Event organisers say the spectacle won't proceed in October as planned, but dates in 2022 are being considered.

The annual event that features a series of sculptures along the two-kilometre Bondi to Tamarama coastal walk attracts thousands of keen locals and tourists.

"We know the COVID lockdown is very difficult for many and had hoped to delay the exhibition for a month or so to give us every chance of going ahead this spring, however events have overtaken us," Sculpture by the Sea director David Handley said on Sunday.

"We hope the inconvenience and tragedy of COVID will soon be behind all of us and look forward to presenting Sculpture by the Sea, Bondi in the future for everyone to enjoy."

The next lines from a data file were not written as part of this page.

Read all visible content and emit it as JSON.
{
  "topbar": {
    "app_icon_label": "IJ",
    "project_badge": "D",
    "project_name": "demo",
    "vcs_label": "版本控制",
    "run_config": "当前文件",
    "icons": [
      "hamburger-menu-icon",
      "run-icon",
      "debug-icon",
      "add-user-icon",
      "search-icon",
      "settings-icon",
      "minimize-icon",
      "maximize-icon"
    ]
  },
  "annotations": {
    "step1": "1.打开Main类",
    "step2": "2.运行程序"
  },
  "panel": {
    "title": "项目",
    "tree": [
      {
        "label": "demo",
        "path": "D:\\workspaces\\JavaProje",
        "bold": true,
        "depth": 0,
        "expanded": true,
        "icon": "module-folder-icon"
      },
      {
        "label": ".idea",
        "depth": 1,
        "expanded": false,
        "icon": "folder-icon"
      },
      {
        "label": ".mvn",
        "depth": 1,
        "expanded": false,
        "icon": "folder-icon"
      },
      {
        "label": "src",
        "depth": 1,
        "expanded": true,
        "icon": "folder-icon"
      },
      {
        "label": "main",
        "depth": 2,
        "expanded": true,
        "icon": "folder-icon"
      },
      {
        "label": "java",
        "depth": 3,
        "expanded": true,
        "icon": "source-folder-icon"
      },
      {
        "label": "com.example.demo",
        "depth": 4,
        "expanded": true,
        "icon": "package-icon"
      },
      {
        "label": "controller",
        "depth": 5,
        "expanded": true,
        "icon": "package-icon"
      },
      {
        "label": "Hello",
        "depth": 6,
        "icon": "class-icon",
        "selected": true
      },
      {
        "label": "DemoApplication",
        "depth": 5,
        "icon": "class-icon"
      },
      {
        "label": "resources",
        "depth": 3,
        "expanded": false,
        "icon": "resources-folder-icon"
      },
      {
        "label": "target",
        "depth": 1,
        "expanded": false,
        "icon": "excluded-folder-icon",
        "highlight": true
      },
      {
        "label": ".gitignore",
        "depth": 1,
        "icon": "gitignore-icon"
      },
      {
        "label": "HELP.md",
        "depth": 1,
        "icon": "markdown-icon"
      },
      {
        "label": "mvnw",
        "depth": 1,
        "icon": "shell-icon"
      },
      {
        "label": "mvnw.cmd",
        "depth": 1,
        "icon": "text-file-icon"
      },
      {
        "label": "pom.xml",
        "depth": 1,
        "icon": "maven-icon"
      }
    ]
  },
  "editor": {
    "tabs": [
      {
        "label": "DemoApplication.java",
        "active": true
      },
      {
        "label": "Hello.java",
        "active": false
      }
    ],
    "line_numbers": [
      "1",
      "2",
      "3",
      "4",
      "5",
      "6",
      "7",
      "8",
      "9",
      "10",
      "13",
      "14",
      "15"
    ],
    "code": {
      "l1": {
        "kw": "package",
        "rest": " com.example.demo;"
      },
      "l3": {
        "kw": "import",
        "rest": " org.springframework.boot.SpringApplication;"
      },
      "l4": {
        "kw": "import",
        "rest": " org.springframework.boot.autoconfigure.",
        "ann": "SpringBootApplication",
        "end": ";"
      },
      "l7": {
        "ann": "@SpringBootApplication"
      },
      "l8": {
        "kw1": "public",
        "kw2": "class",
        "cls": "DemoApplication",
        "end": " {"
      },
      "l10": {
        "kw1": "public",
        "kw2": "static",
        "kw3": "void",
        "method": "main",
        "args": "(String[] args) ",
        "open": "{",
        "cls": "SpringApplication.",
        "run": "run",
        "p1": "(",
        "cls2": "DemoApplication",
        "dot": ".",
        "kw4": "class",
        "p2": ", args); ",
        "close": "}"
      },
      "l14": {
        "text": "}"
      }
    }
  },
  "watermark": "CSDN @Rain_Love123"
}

The organisers are working with the government, sponsors and donors to provide financial support for the more than 100 artists whose work was selected for the exhibit.

The federal government has pledged $2 million to the not-for-profit organisation over the next two years, with $500,000 to be pocketed by the artists at both the Bondi exhibit and its sister event at Cottesloe in Perth.

"The artists, from every state and territory in Australia, put their creativity, heart and soul into their sculptures and the collective financial support of $500,000 for artists at this extremely challenging time is of immense, almost incalculable importance," Mr Handley said.

A handful of artists have also been given sponsor-funded scholarships, with Marina DeBris awarded this year's $30,000 Helen Lempriere Scholarship.

Four years after wooing crowds with her critically acclaimed and popular work Inconvenience Store in 2017, DeBris will use the money to create a sculpture from objects washed up on Sydney beaches - to be titled Just a Drop in the Ocean - to raise awareness about marine pollution.

Australian Associated Press